Data provided:
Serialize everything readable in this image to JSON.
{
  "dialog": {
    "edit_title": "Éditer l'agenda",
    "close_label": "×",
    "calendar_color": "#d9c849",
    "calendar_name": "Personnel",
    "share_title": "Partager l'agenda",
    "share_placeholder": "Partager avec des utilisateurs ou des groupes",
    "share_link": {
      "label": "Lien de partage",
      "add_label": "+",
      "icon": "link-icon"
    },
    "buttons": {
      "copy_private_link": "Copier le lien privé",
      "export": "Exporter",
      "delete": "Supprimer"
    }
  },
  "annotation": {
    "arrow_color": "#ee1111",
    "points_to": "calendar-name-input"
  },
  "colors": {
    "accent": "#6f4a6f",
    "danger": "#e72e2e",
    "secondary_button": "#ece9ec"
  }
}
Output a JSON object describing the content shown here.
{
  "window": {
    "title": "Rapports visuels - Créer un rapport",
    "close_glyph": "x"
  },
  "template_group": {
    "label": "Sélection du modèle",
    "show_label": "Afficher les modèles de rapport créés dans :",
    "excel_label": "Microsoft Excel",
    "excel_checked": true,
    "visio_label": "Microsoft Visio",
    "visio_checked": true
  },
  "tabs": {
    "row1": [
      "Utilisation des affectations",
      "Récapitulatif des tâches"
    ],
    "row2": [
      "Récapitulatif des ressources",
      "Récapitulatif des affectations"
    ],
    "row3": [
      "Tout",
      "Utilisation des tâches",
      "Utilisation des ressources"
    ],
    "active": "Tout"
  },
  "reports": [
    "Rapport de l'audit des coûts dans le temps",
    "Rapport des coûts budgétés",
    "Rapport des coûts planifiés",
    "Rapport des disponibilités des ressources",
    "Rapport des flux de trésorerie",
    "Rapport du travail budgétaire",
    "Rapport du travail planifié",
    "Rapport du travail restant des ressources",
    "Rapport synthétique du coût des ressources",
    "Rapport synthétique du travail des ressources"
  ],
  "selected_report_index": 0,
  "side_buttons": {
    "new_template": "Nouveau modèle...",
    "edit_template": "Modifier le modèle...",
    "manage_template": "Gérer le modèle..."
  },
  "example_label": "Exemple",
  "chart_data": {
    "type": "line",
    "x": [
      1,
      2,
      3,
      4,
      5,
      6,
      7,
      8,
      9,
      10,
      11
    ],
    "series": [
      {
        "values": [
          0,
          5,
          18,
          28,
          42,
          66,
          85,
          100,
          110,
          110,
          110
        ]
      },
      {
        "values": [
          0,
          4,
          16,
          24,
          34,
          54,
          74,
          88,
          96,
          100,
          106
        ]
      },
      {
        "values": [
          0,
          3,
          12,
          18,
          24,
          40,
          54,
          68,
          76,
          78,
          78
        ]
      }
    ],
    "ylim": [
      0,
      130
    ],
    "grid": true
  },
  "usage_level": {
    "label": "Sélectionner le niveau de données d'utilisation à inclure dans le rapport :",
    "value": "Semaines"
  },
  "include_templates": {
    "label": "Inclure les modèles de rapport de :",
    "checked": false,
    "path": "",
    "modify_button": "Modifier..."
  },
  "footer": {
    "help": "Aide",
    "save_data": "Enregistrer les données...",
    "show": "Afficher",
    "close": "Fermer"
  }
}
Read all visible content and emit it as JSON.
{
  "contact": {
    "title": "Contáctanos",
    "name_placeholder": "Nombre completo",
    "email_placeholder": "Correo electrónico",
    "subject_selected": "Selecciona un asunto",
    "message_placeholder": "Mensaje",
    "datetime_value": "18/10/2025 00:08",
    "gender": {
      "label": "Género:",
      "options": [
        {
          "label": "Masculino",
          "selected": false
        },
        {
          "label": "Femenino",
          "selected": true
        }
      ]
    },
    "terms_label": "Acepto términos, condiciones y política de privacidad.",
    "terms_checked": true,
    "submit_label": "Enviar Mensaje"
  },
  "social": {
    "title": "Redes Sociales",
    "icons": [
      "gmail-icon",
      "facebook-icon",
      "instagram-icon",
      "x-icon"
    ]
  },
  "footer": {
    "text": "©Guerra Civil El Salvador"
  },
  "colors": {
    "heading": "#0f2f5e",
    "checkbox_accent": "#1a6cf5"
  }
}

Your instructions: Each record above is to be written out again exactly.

Written solution:
Serialize everything readable in this image to JSON.
{
  "dialog": {
    "edit_title": "Éditer l'agenda",
    "close_label": "×",
    "calendar_color": "#d9c849",
    "calendar_name": "Personnel",
    "share_title": "Partager l'agenda",
    "share_placeholder": "Partager avec des utilisateurs ou des groupes",
    "share_link": {
      "label": "Lien de partage",
      "add_label": "+",
      "icon": "link-icon"
    },
    "buttons": {
      "copy_private_link": "Copier le lien privé",
      "export": "Exporter",
      "delete": "Supprimer"
    }
  },
  "annotation": {
    "arrow_color": "#ee1111",
    "points_to": "calendar-name-input"
  },
  "colors": {
    "accent": "#6f4a6f",
    "danger": "#e72e2e",
    "secondary_button": "#ece9ec"
  }
}
Output a JSON object describing the content shown here.
{
  "window": {
    "title": "Rapports visuels - Créer un rapport",
    "close_glyph": "x"
  },
  "template_group": {
    "label": "Sélection du modèle",
    "show_label": "Afficher les modèles de rapport créés dans :",
    "excel_label": "Microsoft Excel",
    "excel_checked": true,
    "visio_label": "Microsoft Visio",
    "visio_checked": true
  },
  "tabs": {
    "row1": [
      "Utilisation des affectations",
      "Récapitulatif des tâches"
    ],
    "row2": [
      "Récapitulatif des ressources",
      "Récapitulatif des affectations"
    ],
    "row3": [
      "Tout",
      "Utilisation des tâches",
      "Utilisation des ressources"
    ],
    "active": "Tout"
  },
  "reports": [
    "Rapport de l'audit des coûts dans le temps",
    "Rapport des coûts budgétés",
    "Rapport des coûts planifiés",
    "Rapport des disponibilités des ressources",
    "Rapport des flux de trésorerie",
    "Rapport du travail budgétaire",
    "Rapport du travail planifié",
    "Rapport du travail restant des ressources",
    "Rapport synthétique du coût des ressources",
    "Rapport synthétique du travail des ressources"
  ],
  "selected_report_index": 0,
  "side_buttons": {
    "new_template": "Nouveau modèle...",
    "edit_template": "Modifier le modèle...",
    "manage_template": "Gérer le modèle..."
  },
  "example_label": "Exemple",
  "chart_data": {
    "type": "line",
    "x": [
      1,
      2,
      3,
      4,
      5,
      6,
      7,
      8,
      9,
      10,
      11
    ],
    "series": [
      {
        "values": [
          0,
          5,
          18,
          28,
          42,
          66,
          85,
          100,
          110,
          110,
          110
        ]
      },
      {
        "values": [
          0,
          4,
          16,
          24,
          34,
          54,
          74,
          88,
          96,
          100,
          106
        ]
      },
      {
        "values": [
          0,
          3,
          12,
          18,
          24,
          40,
          54,
          68,
          76,
          78,
          78
        ]
      }
    ],
    "ylim": [
      0,
      130
    ],
    "grid": true
  },
  "usage_level": {
    "label": "Sélectionner le niveau de données d'utilisation à inclure dans le rapport :",
    "value": "Semaines"
  },
  "include_templates": {
    "label": "Inclure les modèles de rapport de :",
    "checked": false,
    "path": "",
    "modify_button": "Modifier..."
  },
  "footer": {
    "help": "Aide",
    "save_data": "Enregistrer les données...",
    "show": "Afficher",
    "close": "Fermer"
  }
}
Read all visible content and emit it as JSON.
{
  "contact": {
    "title": "Contáctanos",
    "name_placeholder": "Nombre completo",
    "email_placeholder": "Correo electrónico",
    "subject_selected": "Selecciona un asunto",
    "message_placeholder": "Mensaje",
    "datetime_value": "18/10/2025 00:08",
    "gender": {
      "label": "Género:",
      "options": [
        {
          "label": "Masculino",
          "selected": false
        },
        {
          "label": "Femenino",
          "selected": true
        }
      ]
    },
    "terms_label": "Acepto términos, condiciones y política de privacidad.",
    "terms_checked": true,
    "submit_label": "Enviar Mensaje"
  },
  "social": {
    "title": "Redes Sociales",
    "icons": [
      "gmail-icon",
      "facebook-icon",
      "instagram-icon",
      "x-icon"
    ]
  },
  "footer": {
    "text": "©Guerra Civil El Salvador"
  },
  "colors": {
    "heading": "#0f2f5e",
    "checkbox_accent": "#1a6cf5"
  }
}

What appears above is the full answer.